The final adoption of the regulations for sports wagering were published in the New Jersey registry yesterday. The New Jersey Division of Gaming Enforcement says this publication marks one of the last legal steps needed to legalize sports betting in the state. The requirements for sports pool licensing are restricted to casinos, the four racetracks or a joint venture. All applicants need to identify a sports wagering lounge within the casino or racetrack. And the cost to apply for a license is $50,000 with a resubmission fee of $50,000 every five years.
“It will be a big boost to the economy of New Jersey and be a big revenue generator for Atlantic City’s casinos or racetracks, which are hurting and save a lot of jobs and create some more,” Senator Ray Lesniak (D-20), a prime sponsor of the sports betting bill.
Some casinos are already offering a taste of sports betting.

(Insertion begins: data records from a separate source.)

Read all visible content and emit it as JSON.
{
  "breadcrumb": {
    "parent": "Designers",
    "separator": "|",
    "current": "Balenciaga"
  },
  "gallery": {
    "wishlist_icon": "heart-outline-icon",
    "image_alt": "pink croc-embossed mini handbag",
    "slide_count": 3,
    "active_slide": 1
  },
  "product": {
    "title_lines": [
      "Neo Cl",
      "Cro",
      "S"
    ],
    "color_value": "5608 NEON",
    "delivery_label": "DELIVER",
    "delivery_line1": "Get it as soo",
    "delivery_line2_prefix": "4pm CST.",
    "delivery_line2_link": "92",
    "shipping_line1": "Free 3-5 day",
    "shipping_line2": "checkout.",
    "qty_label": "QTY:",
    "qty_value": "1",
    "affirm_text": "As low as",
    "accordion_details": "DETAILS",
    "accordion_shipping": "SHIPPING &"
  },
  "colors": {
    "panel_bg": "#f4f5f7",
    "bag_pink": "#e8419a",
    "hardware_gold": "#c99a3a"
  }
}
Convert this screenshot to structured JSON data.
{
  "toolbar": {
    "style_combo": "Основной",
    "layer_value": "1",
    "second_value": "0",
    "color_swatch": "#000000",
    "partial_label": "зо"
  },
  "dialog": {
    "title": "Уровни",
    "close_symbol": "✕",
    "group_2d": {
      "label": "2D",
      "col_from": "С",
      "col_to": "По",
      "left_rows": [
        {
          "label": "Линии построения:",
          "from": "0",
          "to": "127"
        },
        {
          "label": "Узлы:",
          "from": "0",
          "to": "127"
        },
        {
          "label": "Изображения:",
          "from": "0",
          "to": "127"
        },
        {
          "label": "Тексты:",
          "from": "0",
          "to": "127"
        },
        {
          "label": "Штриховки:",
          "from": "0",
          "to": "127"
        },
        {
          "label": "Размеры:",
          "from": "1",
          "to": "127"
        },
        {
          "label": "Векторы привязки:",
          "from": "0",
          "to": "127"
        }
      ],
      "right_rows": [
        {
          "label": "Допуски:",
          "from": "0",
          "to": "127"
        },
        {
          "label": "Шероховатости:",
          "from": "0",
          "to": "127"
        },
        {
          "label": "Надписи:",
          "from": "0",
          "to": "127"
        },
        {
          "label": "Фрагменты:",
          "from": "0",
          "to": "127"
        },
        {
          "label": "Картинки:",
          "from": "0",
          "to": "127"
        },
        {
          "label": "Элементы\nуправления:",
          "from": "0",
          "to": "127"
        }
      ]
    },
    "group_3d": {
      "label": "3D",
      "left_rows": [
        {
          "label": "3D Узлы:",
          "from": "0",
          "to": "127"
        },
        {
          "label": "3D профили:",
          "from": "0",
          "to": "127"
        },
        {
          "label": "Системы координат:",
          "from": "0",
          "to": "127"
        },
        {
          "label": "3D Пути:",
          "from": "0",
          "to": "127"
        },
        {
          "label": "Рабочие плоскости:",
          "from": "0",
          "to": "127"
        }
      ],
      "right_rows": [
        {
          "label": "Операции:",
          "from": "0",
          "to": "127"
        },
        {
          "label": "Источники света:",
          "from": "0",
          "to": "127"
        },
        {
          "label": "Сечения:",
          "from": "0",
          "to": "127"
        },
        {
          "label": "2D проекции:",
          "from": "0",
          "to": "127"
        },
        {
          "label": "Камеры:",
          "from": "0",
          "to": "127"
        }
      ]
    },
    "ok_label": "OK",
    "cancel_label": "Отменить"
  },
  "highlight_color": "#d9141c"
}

Without putting any money up, people can win cash prizes with free football game picks promotions.
However, with news of these regulations, the NCAA is pulling championship games out of New Jersey because the organization’s sports wagering policy prohibits the conducting of any championship session in a state with legal wagering that is based on a single game betting. Some of the events include Division One women’s basketball championships in Trenton, and women’s lacrosse championships in Montclair. Gov. Christie today called the NCAA’s decision “ludicrous and hypocritical” and Sen. Lesniak agrees.
“The NCAA action makes no sense,” said Lesniak. It’s not going to impact us economically at all, and as a matter of fact, when we have sports betting, expect others to follow suit and the only place the NCAA will hold games will be in Utah.”
There is a still another roadblock. In August, the major professional sports leagues and the NCAA sued New Jersey state officials in federal court to stop the state from implementing sports wagering. New Jersey says about $380 million a year is wagered illegally on sporting events and argues that it will not damage the integrity of the major sports leagues, as they have claimed.
“We’re going to make sure this federal law is declared unconstitutional so we can have right here in the state of New Jersey what Nevada has,” Lesniak said.
Although the federal suit is ongoing, the Division of Gaming Enforcement is accepting applications, but none have been filed to date. The organization says no licenses will be issued before January 9, 2013.
Reporting from the state house, Dari Kotzker has the full story.